How to introduce this to our "backup" AND not to forget "restore" procedure?
(We don't want to restore a corrupted collection!)
The flac(.exe) executable (you'll find it under windows and Linux) allows for identifing that checksum data mismatch and issues error mesages.
What you do is, you run a test-decoding ( flac -t <file> ) on all files on your master HDD and backup media prior and after any of your backups. (That check can easily take an hour on e.g 4.5k-5k tracks)
While doing the test-decoding , flac(.exe) will issue an error message if there's a problem with the checksum. You can write a batchfile under Windows or a script ( see Appendix II) under Linux.
There's also another tool you might use:
The dbPoweramp Reference converter tool offers a function called "Test Conversion". It basically does what the flac binary is doing if run with the -t option. You can also use that one. The dbPoweramp Batch converter tool allows to check your entire disk at once. That's most convenient. dbPoweramp also offers a feature called

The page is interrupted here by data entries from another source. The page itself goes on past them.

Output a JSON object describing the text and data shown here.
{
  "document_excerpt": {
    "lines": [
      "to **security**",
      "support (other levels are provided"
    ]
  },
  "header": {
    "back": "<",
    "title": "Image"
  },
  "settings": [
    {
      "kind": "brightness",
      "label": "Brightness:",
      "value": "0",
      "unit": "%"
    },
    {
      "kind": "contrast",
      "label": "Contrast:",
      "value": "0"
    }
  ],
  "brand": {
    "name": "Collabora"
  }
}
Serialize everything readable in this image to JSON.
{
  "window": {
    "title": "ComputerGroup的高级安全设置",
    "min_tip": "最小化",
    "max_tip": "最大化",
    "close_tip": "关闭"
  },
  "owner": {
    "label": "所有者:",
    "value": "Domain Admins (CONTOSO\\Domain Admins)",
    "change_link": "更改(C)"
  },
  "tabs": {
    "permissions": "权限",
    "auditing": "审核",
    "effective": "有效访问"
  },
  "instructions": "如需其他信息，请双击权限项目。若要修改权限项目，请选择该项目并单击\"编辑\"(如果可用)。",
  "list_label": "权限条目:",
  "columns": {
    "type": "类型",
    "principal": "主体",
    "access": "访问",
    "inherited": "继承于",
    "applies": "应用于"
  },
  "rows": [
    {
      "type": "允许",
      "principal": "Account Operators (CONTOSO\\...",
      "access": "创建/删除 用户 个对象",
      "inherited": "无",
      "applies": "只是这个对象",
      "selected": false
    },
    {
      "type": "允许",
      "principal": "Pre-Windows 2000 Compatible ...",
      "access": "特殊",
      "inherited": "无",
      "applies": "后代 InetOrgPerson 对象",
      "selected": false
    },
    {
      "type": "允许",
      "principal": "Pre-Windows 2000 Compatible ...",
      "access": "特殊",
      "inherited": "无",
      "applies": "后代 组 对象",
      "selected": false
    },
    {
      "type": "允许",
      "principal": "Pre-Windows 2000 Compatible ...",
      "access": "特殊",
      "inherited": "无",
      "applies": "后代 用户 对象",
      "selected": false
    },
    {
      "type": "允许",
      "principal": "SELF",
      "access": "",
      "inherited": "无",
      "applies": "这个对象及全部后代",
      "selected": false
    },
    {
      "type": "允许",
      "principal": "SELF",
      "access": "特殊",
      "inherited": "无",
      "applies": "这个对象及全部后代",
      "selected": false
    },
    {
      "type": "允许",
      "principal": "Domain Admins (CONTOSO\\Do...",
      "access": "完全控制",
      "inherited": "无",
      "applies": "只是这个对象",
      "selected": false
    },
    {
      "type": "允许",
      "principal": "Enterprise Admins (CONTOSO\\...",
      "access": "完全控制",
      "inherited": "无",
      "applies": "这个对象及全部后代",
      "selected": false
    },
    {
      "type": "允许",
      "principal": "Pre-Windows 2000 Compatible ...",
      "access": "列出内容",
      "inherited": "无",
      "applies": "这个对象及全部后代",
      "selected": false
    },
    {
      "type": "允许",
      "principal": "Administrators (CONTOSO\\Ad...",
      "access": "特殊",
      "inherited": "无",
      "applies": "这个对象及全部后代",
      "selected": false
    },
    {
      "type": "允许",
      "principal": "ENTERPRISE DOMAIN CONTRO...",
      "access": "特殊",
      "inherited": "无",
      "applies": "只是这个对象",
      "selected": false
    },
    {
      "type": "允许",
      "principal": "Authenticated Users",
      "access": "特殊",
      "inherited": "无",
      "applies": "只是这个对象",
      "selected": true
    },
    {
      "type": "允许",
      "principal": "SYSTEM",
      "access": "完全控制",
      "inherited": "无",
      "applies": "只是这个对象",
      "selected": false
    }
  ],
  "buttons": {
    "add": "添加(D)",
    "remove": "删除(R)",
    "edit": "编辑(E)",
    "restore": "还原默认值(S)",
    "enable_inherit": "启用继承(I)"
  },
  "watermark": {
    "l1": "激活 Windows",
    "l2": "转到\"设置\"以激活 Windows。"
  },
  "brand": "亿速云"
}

Destination File on Error that moves the corrupted data automatically to a predefined target directory.
That's basically all we need to do.
Yep. That's about it.
A pretty simple measure - though very powerful. I'm sure my collection is kept much safer now.
I guess 99.9% of all collections out there got a problem. You might consider doing something about it.
If you follow my advise, I'd be really interested to see you reporting back your corruption rate (and associated backup strategy). ;)
1. Don't run simple Copy/Paste backups, use backup tools - look for recommended settings of these tools!!!
Usually you'll find numerous parameters, which doesn't mean much to you in the beginning. Later on you
usually, realize, why these parameters were introduced. Spent a little time on the subject.
2. Introduce incremental backups, which keep the original data as long as possible and store the "delta" data
at a different place on the same disk.
This way you save quite some space. You can have several backup cycles on one disk.
3. Use at least 2 backup disks - stored at different locations.
4. Buy disks which are used in the professional area. Cheap consumer stuff is not recommended
5. You don't need that fastest disks ( higher wear down effects). You'd need the most reliable.
6. Don't use old disks ( which e.g. were just replaced by your brandnew SSD) as backup media
7. Check the data integrity seperately - see above
8. Automate the process as much as possible and keep the logfiles.
Full Backup ( all partitions and bootsector)
Windows 7 - Backup and Restore
Acronis - The Free WD Version
dd (Linux - commandline)
Windows 7 - Backup and Restore
rsync (Linux and Windows - commandline - also remote via network! (ssh))
Note: The W7 tools are meanwhile able to compete with other commercial software.
IMO there's no need to go for Norton or Acronis.
Secure Copy ( with CRC check and error logging on failed transfers)
rsync (Linux and Windows - commandline)
Advise: It's always recommended to use a defragmented disk.
Copying data back and forth all the time, or any other jobs you run on your data, such as adding RG tags or similar, gets you lot of fragmentation on the disk. That fragmentation is gone if you backup your disk to another disk. If you can swap your master disk with the backup disk easily, use your backup disk as master
This way you always run a rather defragmented disk, without running an annoying defragmenattion process -
which puts a lot of pressure on your HDD.
Since I'm at home in the Linux world, I've written a simple one-liner that accomplishes the flac integrity check over your entire harddisk(s):
Open a terminal first.
**copy/paste below command into one line******
find / -iname "*flac" -print0 | while IFS= read -r -d '' "j" ; do flac -s -t "$j" 2>>/tmp/flac-integrity.log ; done
That'll take some time (hours) - 1 to 2 s per file.
You can replace "find /" with e.g. "find /media/music" to specify a specific music directory.
The scan result you'll find in /tmp/flac-integrity.log
To test above you might copy a CD to /tmp first and then you replace "find /" with e.g. "find /tmp"
You can run a:
grep "error" /tmp/flac-integrity.log | wc -l
That'll tell you if any and how many problems where found.